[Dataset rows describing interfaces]
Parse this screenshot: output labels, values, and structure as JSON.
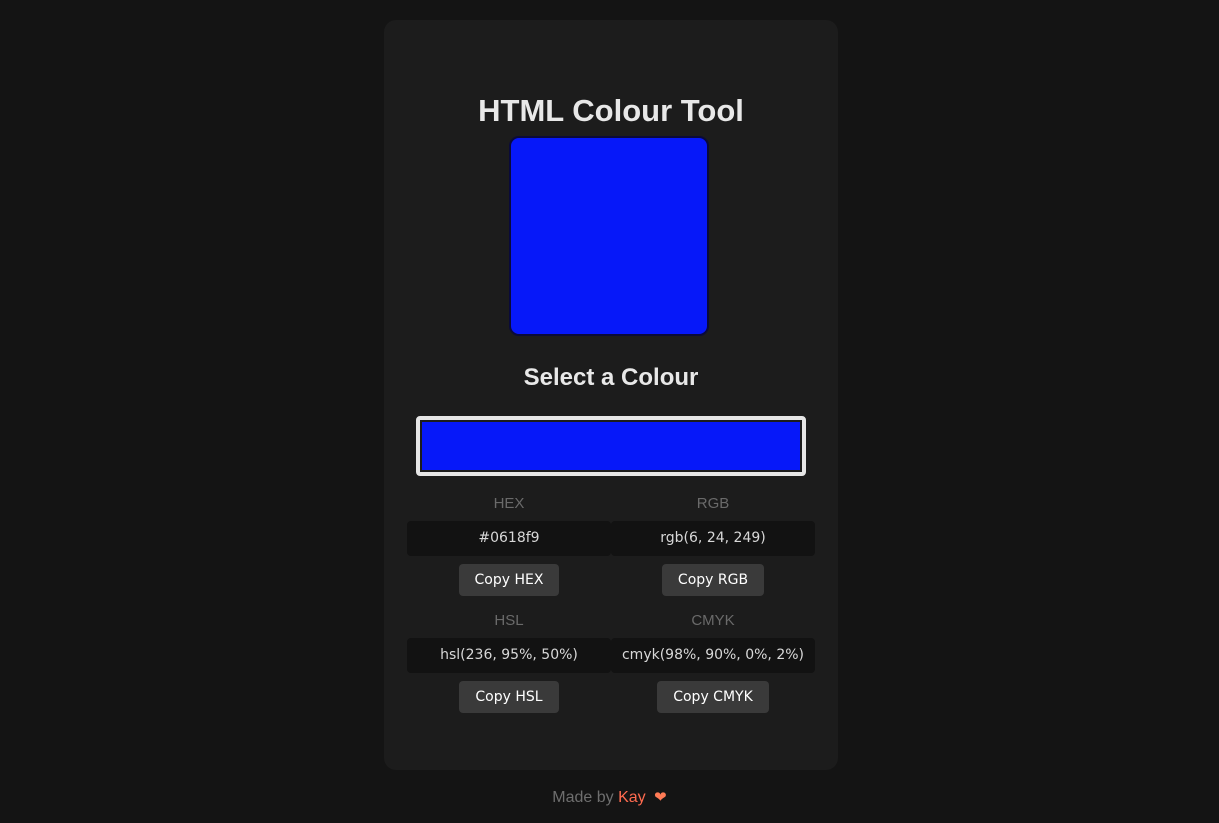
{
  "app": {
    "title": "HTML Colour Tool",
    "subtitle": "Select a Colour"
  },
  "colour": {
    "current_hex": "#0618f9",
    "preview_border_color": "#0a0a3a"
  },
  "formats": [
    {
      "label": "HEX",
      "value": "#0618f9",
      "button": "Copy HEX"
    },
    {
      "label": "RGB",
      "value": "rgb(6, 24, 249)",
      "button": "Copy RGB"
    },
    {
      "label": "HSL",
      "value": "hsl(236, 95%, 50%)",
      "button": "Copy HSL"
    },
    {
      "label": "CMYK",
      "value": "cmyk(98%, 90%, 0%, 2%)",
      "button": "Copy CMYK"
    }
  ],
  "footer": {
    "prefix": "Made by",
    "author": "Kay",
    "heart_icon": "heart-icon",
    "author_color": "#ff6b4f"
  },
  "theme": {
    "background": "#141414",
    "card": "#1c1c1c",
    "value_bg": "#121212",
    "button_bg": "#3a3a3a"
  }
}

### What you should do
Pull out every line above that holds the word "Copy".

### Reply
      "button": "Copy HEX"
      "button": "Copy RGB"
      "button": "Copy HSL"
      "button": "Copy CMYK"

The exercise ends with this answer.